Posted by
1656 posts

First time I drove in France I drove the wrong way around a roundabout in a business park in Rennes, it was 7 AM. Later in the same I did drift to the left a bit on a country road.

First time with a LHD car was in Italy, and a passenger said 'you are doing really well'. I still have not told them that I had just attempted to change gear with the window handle for about the fifth time that morning.

Posted by
6776 posts

First time with a LHD car was in Italy, and a passenger said 'you are doing really well'. I still have not told them that I had just attempted to change gear with the window handle for about the fifth time that morning.

Ha ha!! I think that one wins!!!

Posted by
33107 posts

First time with a LHD car was in Italy, and a passenger said 'you are doing really well'. I still have not told them that I had just attempted to change gear with the window handle for about the fifth time that morning.

LOVE IT!!

Posted by
66 posts

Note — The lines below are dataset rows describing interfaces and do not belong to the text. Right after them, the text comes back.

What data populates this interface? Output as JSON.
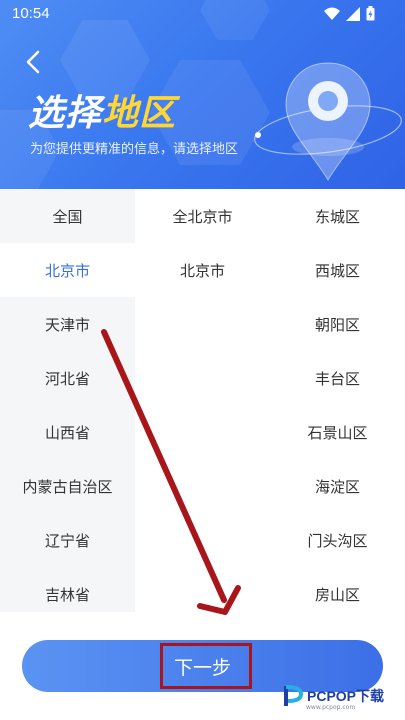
{
  "status_bar": {
    "time": "10:54"
  },
  "header": {
    "title_part1": "选择",
    "title_part2": "地区",
    "subtitle": "为您提供更精准的信息，请选择地区"
  },
  "provinces": [
    {
      "label": "全国",
      "selected": false
    },
    {
      "label": "北京市",
      "selected": true
    },
    {
      "label": "天津市",
      "selected": false
    },
    {
      "label": "河北省",
      "selected": false
    },
    {
      "label": "山西省",
      "selected": false
    },
    {
      "label": "内蒙古自治区",
      "selected": false
    },
    {
      "label": "辽宁省",
      "selected": false
    },
    {
      "label": "吉林省",
      "selected": false
    }
  ],
  "cities": [
    {
      "label": "全北京市"
    },
    {
      "label": "北京市"
    }
  ],
  "districts": [
    {
      "label": "东城区"
    },
    {
      "label": "西城区"
    },
    {
      "label": "朝阳区"
    },
    {
      "label": "丰台区"
    },
    {
      "label": "石景山区"
    },
    {
      "label": "海淀区"
    },
    {
      "label": "门头沟区"
    },
    {
      "label": "房山区"
    }
  ],
  "next_button_label": "下一步",
  "watermark": {
    "brand": "PCPOP下载",
    "sub": "www.pcpop.com"
  },
  "colors": {
    "header": "#3a78ef",
    "accent": "#3a6fd8",
    "highlight": "#ffd633",
    "annotation": "#a8151a"
  }
}
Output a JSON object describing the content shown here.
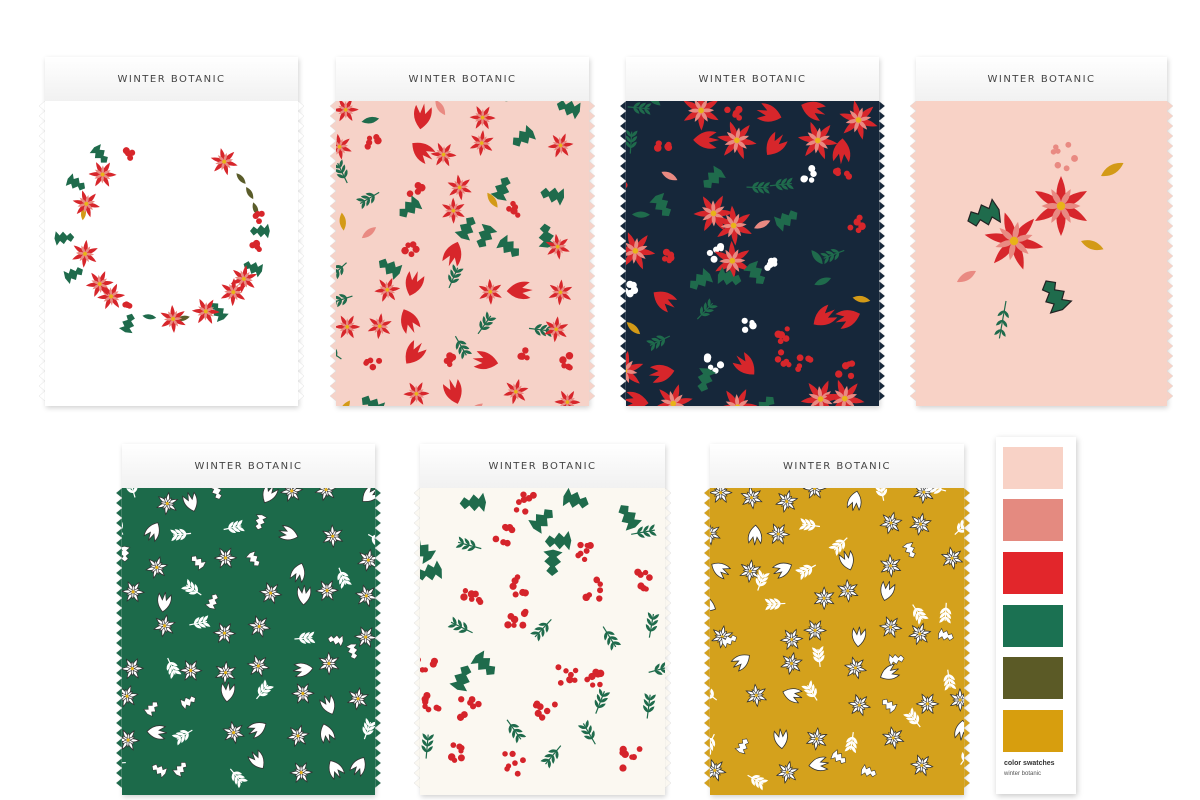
{
  "swatches": [
    {
      "label": "WINTER BOTANIC",
      "background": "#ffffff",
      "pattern": "wreath"
    },
    {
      "label": "WINTER BOTANIC",
      "background": "#f6d2c8",
      "pattern": "floral-color"
    },
    {
      "label": "WINTER BOTANIC",
      "background": "#16273a",
      "pattern": "floral-color"
    },
    {
      "label": "WINTER BOTANIC",
      "background": "#f8d2c6",
      "pattern": "bouquet"
    },
    {
      "label": "WINTER BOTANIC",
      "background": "#1c6a4a",
      "pattern": "poinsettia-outline"
    },
    {
      "label": "WINTER BOTANIC",
      "background": "#fbf8f1",
      "pattern": "holly-berries"
    },
    {
      "label": "WINTER BOTANIC",
      "background": "#d4a11c",
      "pattern": "poinsettia-outline"
    }
  ],
  "palette": {
    "colors": [
      "#f8d2c6",
      "#e48a80",
      "#e2262b",
      "#1b7152",
      "#5b5a26",
      "#d79e0e"
    ],
    "title": "color swatches",
    "subtitle": "winter botanic"
  },
  "icons": [
    "poinsettia-icon",
    "holly-leaf-icon",
    "berry-cluster-icon",
    "leaf-sprig-icon"
  ]
}
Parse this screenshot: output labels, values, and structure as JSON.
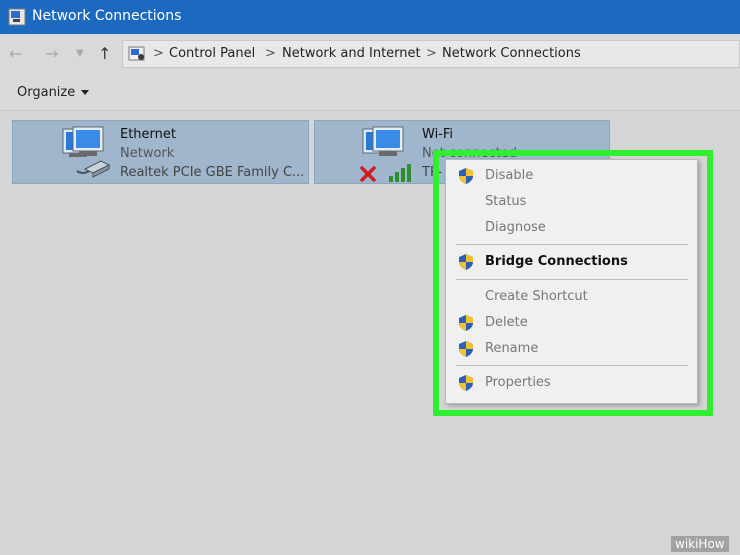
{
  "window": {
    "title": "Network Connections"
  },
  "address": {
    "crumbs": [
      "Control Panel",
      "Network and Internet",
      "Network Connections"
    ],
    "separator": ">"
  },
  "toolbar": {
    "organize_label": "Organize"
  },
  "connections": [
    {
      "name": "Ethernet",
      "status": "Network",
      "adapter": "Realtek PCIe GBE Family C..."
    },
    {
      "name": "Wi-Fi",
      "status": "Not connected",
      "adapter": "TP-"
    }
  ],
  "context_menu": {
    "items": [
      {
        "label": "Disable",
        "shield": true,
        "bold": false
      },
      {
        "label": "Status",
        "shield": false,
        "bold": false
      },
      {
        "label": "Diagnose",
        "shield": false,
        "bold": false
      },
      {
        "label": "Bridge Connections",
        "shield": true,
        "bold": true
      },
      {
        "label": "Create Shortcut",
        "shield": false,
        "bold": false
      },
      {
        "label": "Delete",
        "shield": true,
        "bold": false
      },
      {
        "label": "Rename",
        "shield": true,
        "bold": false
      },
      {
        "label": "Properties",
        "shield": true,
        "bold": false
      }
    ]
  },
  "watermark": {
    "text": "wikiHow"
  },
  "colors": {
    "titlebar": "#1c6ac0",
    "highlight": "#2ef02e",
    "tile_selected": "#9fb6cc"
  }
}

Another thing to consider, is "Wind screen". We got a really small chip in our windshield, and it cost me $200. There are lots of rocks on the roads that get kicked up. Also, they will charge you for the tire if you get a flat, unless you get their flat tire insurance. It is very cheap for both of these insurance fees and you probably won't need if but it you do it more than pays for itself.

Posted by
639 posts

After our first experience with left hand driving for three weeks, I came home having survived with no incidents. That evening at about 2am, we got "toned out" as volunteer firefighters, and as usual, given my distance from the fire station, my assignment was driving the 65,000lb water tender to the fire. I made an additional round trip to refill at a nearby lake, then drove back to the fire station to put the truck away. As I was walking back to my car, my Captain pulled up in his rig and asked why I had spent the whole evening on the wrong side of the road. Thank goodness for late hours and flashing reds lights!